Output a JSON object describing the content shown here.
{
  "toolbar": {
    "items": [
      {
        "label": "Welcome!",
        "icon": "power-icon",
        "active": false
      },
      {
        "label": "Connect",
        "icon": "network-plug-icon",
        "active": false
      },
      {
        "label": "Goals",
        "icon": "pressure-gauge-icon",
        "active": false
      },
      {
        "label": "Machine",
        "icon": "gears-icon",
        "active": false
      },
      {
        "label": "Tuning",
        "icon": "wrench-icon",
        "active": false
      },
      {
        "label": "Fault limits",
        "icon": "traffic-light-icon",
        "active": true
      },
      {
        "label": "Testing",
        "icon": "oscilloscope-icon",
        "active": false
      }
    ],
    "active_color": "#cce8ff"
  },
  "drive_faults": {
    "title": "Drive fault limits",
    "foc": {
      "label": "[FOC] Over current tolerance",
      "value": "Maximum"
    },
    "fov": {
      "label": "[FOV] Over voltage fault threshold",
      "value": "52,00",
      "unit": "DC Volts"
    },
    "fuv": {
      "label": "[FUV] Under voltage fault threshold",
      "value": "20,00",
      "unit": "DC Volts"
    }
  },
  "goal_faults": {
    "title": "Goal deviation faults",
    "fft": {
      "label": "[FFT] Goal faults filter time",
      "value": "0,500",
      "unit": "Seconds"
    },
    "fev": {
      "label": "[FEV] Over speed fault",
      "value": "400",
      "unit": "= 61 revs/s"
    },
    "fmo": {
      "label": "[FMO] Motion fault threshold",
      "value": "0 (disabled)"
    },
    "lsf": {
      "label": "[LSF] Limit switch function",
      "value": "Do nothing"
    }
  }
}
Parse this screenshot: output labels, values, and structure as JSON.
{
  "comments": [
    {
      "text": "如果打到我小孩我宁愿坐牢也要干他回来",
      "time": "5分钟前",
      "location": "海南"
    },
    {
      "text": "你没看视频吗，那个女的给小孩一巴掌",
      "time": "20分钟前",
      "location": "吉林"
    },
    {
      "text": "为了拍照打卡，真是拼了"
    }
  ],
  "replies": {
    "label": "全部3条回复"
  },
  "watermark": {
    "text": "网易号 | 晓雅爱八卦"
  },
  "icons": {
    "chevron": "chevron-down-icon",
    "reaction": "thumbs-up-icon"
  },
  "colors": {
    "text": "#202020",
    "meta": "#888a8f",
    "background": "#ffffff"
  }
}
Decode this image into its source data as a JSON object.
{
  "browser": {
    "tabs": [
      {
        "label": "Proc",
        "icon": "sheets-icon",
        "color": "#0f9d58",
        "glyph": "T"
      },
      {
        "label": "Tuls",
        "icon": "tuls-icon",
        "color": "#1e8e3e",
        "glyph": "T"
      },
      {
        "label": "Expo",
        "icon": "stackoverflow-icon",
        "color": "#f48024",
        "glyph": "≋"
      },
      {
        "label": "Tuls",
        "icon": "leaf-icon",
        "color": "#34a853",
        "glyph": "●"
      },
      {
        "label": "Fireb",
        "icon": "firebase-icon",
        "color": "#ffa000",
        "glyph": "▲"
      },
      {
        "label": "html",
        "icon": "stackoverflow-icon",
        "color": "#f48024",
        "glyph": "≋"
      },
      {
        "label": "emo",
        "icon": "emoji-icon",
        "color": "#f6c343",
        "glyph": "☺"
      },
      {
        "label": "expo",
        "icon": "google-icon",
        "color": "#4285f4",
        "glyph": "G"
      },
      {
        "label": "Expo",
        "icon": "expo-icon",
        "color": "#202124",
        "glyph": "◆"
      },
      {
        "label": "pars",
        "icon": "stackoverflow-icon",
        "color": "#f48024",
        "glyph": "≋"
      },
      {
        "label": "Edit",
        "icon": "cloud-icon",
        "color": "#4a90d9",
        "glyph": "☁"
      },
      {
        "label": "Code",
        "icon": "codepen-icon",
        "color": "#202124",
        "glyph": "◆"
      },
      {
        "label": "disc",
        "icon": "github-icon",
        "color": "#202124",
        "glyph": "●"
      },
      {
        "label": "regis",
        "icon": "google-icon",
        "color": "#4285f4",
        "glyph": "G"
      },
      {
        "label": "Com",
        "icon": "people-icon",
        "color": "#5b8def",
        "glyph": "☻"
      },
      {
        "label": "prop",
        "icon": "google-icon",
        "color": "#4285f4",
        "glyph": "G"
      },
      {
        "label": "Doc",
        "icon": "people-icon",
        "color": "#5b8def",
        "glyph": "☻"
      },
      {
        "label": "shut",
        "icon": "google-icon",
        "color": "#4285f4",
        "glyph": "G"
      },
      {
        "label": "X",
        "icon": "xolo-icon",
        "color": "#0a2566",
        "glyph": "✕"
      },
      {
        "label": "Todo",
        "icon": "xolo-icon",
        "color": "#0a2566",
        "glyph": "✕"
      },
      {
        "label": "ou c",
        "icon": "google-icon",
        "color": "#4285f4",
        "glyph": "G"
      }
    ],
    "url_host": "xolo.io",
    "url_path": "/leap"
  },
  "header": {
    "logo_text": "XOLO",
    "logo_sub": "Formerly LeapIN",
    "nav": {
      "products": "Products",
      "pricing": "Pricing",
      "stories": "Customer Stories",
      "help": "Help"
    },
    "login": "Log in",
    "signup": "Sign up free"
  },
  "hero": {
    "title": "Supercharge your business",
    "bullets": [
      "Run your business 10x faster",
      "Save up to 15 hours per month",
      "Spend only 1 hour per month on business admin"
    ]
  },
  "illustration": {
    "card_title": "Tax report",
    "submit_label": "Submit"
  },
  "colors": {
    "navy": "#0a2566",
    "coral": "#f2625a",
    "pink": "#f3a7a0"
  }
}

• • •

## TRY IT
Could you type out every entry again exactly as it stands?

## TASK RESULT
Output a JSON object describing the content shown here.
{
  "toolbar": {
    "items": [
      {
        "label": "Welcome!",
        "icon": "power-icon",
        "active": false
      },
      {
        "label": "Connect",
        "icon": "network-plug-icon",
        "active": false
      },
      {
        "label": "Goals",
        "icon": "pressure-gauge-icon",
        "active": false
      },
      {
        "label": "Machine",
        "icon": "gears-icon",
        "active": false
      },
      {
        "label": "Tuning",
        "icon": "wrench-icon",
        "active": false
      },
      {
        "label": "Fault limits",
        "icon": "traffic-light-icon",
        "active": true
      },
      {
        "label": "Testing",
        "icon": "oscilloscope-icon",
        "active": false
      }
    ],
    "active_color": "#cce8ff"
  },
  "drive_faults": {
    "title": "Drive fault limits",
    "foc": {
      "label": "[FOC] Over current tolerance",
      "value": "Maximum"
    },
    "fov": {
      "label": "[FOV] Over voltage fault threshold",
      "value": "52,00",
      "unit": "DC Volts"
    },
    "fuv": {
      "label": "[FUV] Under voltage fault threshold",
      "value": "20,00",
      "unit": "DC Volts"
    }
  },
  "goal_faults": {
    "title": "Goal deviation faults",
    "fft": {
      "label": "[FFT] Goal faults filter time",
      "value": "0,500",
      "unit": "Seconds"
    },
    "fev": {
      "label": "[FEV] Over speed fault",
      "value": "400",
      "unit": "= 61 revs/s"
    },
    "fmo": {
      "label": "[FMO] Motion fault threshold",
      "value": "0 (disabled)"
    },
    "lsf": {
      "label": "[LSF] Limit switch function",
      "value": "Do nothing"
    }
  }
}
Parse this screenshot: output labels, values, and structure as JSON.
{
  "comments": [
    {
      "text": "如果打到我小孩我宁愿坐牢也要干他回来",
      "time": "5分钟前",
      "location": "海南"
    },
    {
      "text": "你没看视频吗，那个女的给小孩一巴掌",
      "time": "20分钟前",
      "location": "吉林"
    },
    {
      "text": "为了拍照打卡，真是拼了"
    }
  ],
  "replies": {
    "label": "全部3条回复"
  },
  "watermark": {
    "text": "网易号 | 晓雅爱八卦"
  },
  "icons": {
    "chevron": "chevron-down-icon",
    "reaction": "thumbs-up-icon"
  },
  "colors": {
    "text": "#202020",
    "meta": "#888a8f",
    "background": "#ffffff"
  }
}
Decode this image into its source data as a JSON object.
{
  "browser": {
    "tabs": [
      {
        "label": "Proc",
        "icon": "sheets-icon",
        "color": "#0f9d58",
        "glyph": "T"
      },
      {
        "label": "Tuls",
        "icon": "tuls-icon",
        "color": "#1e8e3e",
        "glyph": "T"
      },
      {
        "label": "Expo",
        "icon": "stackoverflow-icon",
        "color": "#f48024",
        "glyph": "≋"
      },
      {
        "label": "Tuls",
        "icon": "leaf-icon",
        "color": "#34a853",
        "glyph": "●"
      },
      {
        "label": "Fireb",
        "icon": "firebase-icon",
        "color": "#ffa000",
        "glyph": "▲"
      },
      {
        "label": "html",
        "icon": "stackoverflow-icon",
        "color": "#f48024",
        "glyph": "≋"
      },
      {
        "label": "emo",
        "icon": "emoji-icon",
        "color": "#f6c343",
        "glyph": "☺"
      },
      {
        "label": "expo",
        "icon": "google-icon",
        "color": "#4285f4",
        "glyph": "G"
      },
      {
        "label": "Expo",
        "icon": "expo-icon",
        "color": "#202124",
        "glyph": "◆"
      },
      {
        "label": "pars",
        "icon": "stackoverflow-icon",
        "color": "#f48024",
        "glyph": "≋"
      },
      {
        "label": "Edit",
        "icon": "cloud-icon",
        "color": "#4a90d9",
        "glyph": "☁"
      },
      {
        "label": "Code",
        "icon": "codepen-icon",
        "color": "#202124",
        "glyph": "◆"
      },
      {
        "label": "disc",
        "icon": "github-icon",
        "color": "#202124",
        "glyph": "●"
      },
      {
        "label": "regis",
        "icon": "google-icon",
        "color": "#4285f4",
        "glyph": "G"
      },
      {
        "label": "Com",
        "icon": "people-icon",
        "color": "#5b8def",
        "glyph": "☻"
      },
      {
        "label": "prop",
        "icon": "google-icon",
        "color": "#4285f4",
        "glyph": "G"
      },
      {
        "label": "Doc",
        "icon": "people-icon",
        "color": "#5b8def",
        "glyph": "☻"
      },
      {
        "label": "shut",
        "icon": "google-icon",
        "color": "#4285f4",
        "glyph": "G"
      },
      {
        "label": "X",
        "icon": "xolo-icon",
        "color": "#0a2566",
        "glyph": "✕"
      },
      {
        "label": "Todo",
        "icon": "xolo-icon",
        "color": "#0a2566",
        "glyph": "✕"
      },
      {
        "label": "ou c",
        "icon": "google-icon",
        "color": "#4285f4",
        "glyph": "G"
      }
    ],
    "url_host": "xolo.io",
    "url_path": "/leap"
  },
  "header": {
    "logo_text": "XOLO",
    "logo_sub": "Formerly LeapIN",
    "nav": {
      "products": "Products",
      "pricing": "Pricing",
      "stories": "Customer Stories",
      "help": "Help"
    },
    "login": "Log in",
    "signup": "Sign up free"
  },
  "hero": {
    "title": "Supercharge your business",
    "bullets": [
      "Run your business 10x faster",
      "Save up to 15 hours per month",
      "Spend only 1 hour per month on business admin"
    ]
  },
  "illustration": {
    "card_title": "Tax report",
    "submit_label": "Submit"
  },
  "colors": {
    "navy": "#0a2566",
    "coral": "#f2625a",
    "pink": "#f3a7a0"
  }
}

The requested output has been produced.